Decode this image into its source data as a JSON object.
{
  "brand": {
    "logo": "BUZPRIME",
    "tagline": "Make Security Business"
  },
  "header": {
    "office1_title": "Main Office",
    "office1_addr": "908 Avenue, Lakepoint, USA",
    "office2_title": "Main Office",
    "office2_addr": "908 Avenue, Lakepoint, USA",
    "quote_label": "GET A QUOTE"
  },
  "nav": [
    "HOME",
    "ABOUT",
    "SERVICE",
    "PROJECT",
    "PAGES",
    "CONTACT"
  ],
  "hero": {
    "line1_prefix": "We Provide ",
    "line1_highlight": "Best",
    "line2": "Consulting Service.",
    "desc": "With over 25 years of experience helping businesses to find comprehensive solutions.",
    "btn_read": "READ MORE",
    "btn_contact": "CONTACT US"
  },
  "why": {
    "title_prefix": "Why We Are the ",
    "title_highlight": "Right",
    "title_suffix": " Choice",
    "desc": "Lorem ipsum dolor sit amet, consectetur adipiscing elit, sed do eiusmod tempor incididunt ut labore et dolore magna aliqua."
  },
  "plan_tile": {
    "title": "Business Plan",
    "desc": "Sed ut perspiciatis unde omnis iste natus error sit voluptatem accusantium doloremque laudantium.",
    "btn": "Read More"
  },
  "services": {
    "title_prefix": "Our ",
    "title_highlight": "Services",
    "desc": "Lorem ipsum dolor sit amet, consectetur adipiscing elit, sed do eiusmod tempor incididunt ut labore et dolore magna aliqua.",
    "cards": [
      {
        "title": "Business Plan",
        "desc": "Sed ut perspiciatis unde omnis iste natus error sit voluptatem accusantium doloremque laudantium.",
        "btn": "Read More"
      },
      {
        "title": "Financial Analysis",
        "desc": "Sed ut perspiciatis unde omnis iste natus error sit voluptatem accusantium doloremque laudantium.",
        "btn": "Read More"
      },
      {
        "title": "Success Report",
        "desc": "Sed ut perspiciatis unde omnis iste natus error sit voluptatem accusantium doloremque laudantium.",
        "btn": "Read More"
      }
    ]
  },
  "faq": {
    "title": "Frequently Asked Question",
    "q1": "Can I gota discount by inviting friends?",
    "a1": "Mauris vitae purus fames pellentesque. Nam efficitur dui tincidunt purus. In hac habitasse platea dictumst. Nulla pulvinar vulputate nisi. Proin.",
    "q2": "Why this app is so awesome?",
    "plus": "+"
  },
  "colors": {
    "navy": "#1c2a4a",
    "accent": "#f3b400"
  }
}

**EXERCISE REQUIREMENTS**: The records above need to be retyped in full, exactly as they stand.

**REPLY TO THE TASK**:
Decode this image into its source data as a JSON object.
{
  "brand": {
    "logo": "BUZPRIME",
    "tagline": "Make Security Business"
  },
  "header": {
    "office1_title": "Main Office",
    "office1_addr": "908 Avenue, Lakepoint, USA",
    "office2_title": "Main Office",
    "office2_addr": "908 Avenue, Lakepoint, USA",
    "quote_label": "GET A QUOTE"
  },
  "nav": [
    "HOME",
    "ABOUT",
    "SERVICE",
    "PROJECT",
    "PAGES",
    "CONTACT"
  ],
  "hero": {
    "line1_prefix": "We Provide ",
    "line1_highlight": "Best",
    "line2": "Consulting Service.",
    "desc": "With over 25 years of experience helping businesses to find comprehensive solutions.",
    "btn_read": "READ MORE",
    "btn_contact": "CONTACT US"
  },
  "why": {
    "title_prefix": "Why We Are the ",
    "title_highlight": "Right",
    "title_suffix": " Choice",
    "desc": "Lorem ipsum dolor sit amet, consectetur adipiscing elit, sed do eiusmod tempor incididunt ut labore et dolore magna aliqua."
  },
  "plan_tile": {
    "title": "Business Plan",
    "desc": "Sed ut perspiciatis unde omnis iste natus error sit voluptatem accusantium doloremque laudantium.",
    "btn": "Read More"
  },
  "services": {
    "title_prefix": "Our ",
    "title_highlight": "Services",
    "desc": "Lorem ipsum dolor sit amet, consectetur adipiscing elit, sed do eiusmod tempor incididunt ut labore et dolore magna aliqua.",
    "cards": [
      {
        "title": "Business Plan",
        "desc": "Sed ut perspiciatis unde omnis iste natus error sit voluptatem accusantium doloremque laudantium.",
        "btn": "Read More"
      },
      {
        "title": "Financial Analysis",
        "desc": "Sed ut perspiciatis unde omnis iste natus error sit voluptatem accusantium doloremque laudantium.",
        "btn": "Read More"
      },
      {
        "title": "Success Report",
        "desc": "Sed ut perspiciatis unde omnis iste natus error sit voluptatem accusantium doloremque laudantium.",
        "btn": "Read More"
      }
    ]
  },
  "faq": {
    "title": "Frequently Asked Question",
    "q1": "Can I gota discount by inviting friends?",
    "a1": "Mauris vitae purus fames pellentesque. Nam efficitur dui tincidunt purus. In hac habitasse platea dictumst. Nulla pulvinar vulputate nisi. Proin.",
    "q2": "Why this app is so awesome?",
    "plus": "+"
  },
  "colors": {
    "navy": "#1c2a4a",
    "accent": "#f3b400"
  }
}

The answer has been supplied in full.